## [Instructions to follow]
In the listing below, locate the lines that hold the string "sidebar". Copy those lines.

◇ ◇ ◇ ◇ ◇

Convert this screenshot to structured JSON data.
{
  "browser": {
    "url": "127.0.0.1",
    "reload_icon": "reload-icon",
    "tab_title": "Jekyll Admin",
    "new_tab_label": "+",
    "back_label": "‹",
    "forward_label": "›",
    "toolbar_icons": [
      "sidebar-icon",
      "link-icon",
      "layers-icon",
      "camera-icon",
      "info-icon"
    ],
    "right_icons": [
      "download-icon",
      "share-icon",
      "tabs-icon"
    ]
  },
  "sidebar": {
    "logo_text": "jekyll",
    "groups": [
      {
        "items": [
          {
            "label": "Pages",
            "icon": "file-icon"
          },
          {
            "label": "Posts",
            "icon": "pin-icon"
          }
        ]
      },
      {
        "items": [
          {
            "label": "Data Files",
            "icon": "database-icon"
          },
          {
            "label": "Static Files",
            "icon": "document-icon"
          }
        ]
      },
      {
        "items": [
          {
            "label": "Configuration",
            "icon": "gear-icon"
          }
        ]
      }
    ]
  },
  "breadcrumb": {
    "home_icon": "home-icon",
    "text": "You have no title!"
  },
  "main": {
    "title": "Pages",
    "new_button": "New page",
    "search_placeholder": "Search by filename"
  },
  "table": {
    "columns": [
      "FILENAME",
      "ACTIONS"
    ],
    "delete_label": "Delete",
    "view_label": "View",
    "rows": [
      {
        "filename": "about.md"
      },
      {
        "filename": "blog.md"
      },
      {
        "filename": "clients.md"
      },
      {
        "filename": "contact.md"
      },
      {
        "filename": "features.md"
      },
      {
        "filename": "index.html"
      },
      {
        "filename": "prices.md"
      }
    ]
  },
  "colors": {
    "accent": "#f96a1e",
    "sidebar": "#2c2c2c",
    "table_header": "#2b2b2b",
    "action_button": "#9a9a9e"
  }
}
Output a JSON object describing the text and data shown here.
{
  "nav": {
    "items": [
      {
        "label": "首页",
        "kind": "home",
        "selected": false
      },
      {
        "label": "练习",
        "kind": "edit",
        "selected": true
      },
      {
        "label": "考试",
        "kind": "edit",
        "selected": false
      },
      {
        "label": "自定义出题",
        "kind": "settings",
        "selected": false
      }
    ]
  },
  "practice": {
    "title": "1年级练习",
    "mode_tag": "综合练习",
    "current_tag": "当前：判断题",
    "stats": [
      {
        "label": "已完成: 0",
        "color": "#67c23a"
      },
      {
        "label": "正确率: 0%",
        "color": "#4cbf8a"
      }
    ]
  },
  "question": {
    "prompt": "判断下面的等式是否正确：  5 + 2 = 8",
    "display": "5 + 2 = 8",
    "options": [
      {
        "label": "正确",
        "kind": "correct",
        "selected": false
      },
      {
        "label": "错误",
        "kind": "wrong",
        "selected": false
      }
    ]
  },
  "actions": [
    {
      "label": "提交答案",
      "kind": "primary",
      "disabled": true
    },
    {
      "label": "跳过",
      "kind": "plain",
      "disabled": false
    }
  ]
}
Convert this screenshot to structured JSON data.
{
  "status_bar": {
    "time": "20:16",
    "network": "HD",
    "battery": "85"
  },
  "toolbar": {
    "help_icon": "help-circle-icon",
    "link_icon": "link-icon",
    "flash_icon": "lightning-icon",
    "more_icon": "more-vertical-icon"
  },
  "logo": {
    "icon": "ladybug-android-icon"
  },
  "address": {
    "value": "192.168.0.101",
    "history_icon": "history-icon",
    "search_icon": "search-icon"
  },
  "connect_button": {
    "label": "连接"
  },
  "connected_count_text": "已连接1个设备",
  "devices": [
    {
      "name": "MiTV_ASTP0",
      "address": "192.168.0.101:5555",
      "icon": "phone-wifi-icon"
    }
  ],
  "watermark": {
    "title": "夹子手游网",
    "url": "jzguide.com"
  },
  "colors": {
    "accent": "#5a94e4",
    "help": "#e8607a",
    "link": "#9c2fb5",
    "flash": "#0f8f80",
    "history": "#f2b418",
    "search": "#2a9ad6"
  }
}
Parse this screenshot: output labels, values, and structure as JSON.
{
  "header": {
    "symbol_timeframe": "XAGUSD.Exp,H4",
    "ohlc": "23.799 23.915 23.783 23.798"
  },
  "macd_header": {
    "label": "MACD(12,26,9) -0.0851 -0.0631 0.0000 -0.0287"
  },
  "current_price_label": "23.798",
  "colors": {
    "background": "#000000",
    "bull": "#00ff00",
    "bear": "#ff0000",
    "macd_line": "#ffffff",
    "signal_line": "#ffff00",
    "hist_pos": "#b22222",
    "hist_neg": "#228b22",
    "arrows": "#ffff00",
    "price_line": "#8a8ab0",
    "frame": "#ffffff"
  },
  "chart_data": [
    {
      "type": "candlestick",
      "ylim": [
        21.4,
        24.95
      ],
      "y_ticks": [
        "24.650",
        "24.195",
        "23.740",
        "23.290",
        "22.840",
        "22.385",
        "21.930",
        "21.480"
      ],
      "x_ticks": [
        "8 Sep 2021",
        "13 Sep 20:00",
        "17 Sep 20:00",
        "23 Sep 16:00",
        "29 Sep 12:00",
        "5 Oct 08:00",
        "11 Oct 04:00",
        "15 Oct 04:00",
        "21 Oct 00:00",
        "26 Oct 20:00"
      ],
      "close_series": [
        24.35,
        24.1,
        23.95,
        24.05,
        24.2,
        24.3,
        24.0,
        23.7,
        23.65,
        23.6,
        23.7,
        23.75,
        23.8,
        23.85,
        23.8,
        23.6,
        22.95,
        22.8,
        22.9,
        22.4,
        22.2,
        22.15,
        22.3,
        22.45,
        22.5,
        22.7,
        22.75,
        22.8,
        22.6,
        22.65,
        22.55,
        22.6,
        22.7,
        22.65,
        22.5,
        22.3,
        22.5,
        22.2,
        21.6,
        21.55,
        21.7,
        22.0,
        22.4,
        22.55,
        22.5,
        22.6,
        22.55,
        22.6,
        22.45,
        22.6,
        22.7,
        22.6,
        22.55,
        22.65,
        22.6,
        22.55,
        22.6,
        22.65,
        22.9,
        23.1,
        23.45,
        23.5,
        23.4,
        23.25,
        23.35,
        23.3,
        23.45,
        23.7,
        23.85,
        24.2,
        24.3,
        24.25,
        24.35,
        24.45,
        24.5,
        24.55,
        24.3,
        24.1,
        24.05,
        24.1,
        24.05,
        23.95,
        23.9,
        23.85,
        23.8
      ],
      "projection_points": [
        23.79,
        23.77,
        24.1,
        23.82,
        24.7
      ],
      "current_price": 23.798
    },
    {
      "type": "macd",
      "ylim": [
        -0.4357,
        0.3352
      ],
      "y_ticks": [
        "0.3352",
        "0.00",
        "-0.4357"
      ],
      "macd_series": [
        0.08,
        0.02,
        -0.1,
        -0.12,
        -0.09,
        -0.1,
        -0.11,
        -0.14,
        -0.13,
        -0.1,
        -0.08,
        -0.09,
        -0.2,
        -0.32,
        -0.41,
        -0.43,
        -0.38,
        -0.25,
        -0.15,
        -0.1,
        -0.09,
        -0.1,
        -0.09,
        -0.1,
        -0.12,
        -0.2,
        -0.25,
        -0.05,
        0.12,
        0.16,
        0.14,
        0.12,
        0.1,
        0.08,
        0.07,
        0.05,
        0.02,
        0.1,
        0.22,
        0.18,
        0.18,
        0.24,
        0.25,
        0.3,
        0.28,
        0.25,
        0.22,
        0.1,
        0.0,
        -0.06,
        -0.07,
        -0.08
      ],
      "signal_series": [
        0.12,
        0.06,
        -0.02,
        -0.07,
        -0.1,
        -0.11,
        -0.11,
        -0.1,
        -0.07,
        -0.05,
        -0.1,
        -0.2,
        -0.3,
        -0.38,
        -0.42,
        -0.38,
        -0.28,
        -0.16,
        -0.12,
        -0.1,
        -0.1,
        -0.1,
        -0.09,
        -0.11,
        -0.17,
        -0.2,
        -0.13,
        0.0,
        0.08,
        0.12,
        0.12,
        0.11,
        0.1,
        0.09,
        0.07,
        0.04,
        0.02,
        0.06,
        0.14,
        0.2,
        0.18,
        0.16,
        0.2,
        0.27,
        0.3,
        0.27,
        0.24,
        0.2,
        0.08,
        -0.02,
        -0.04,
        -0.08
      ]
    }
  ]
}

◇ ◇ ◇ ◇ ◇

## [Problem solution]
      "sidebar-icon",
  "sidebar": {
    "sidebar": "#2c2c2c",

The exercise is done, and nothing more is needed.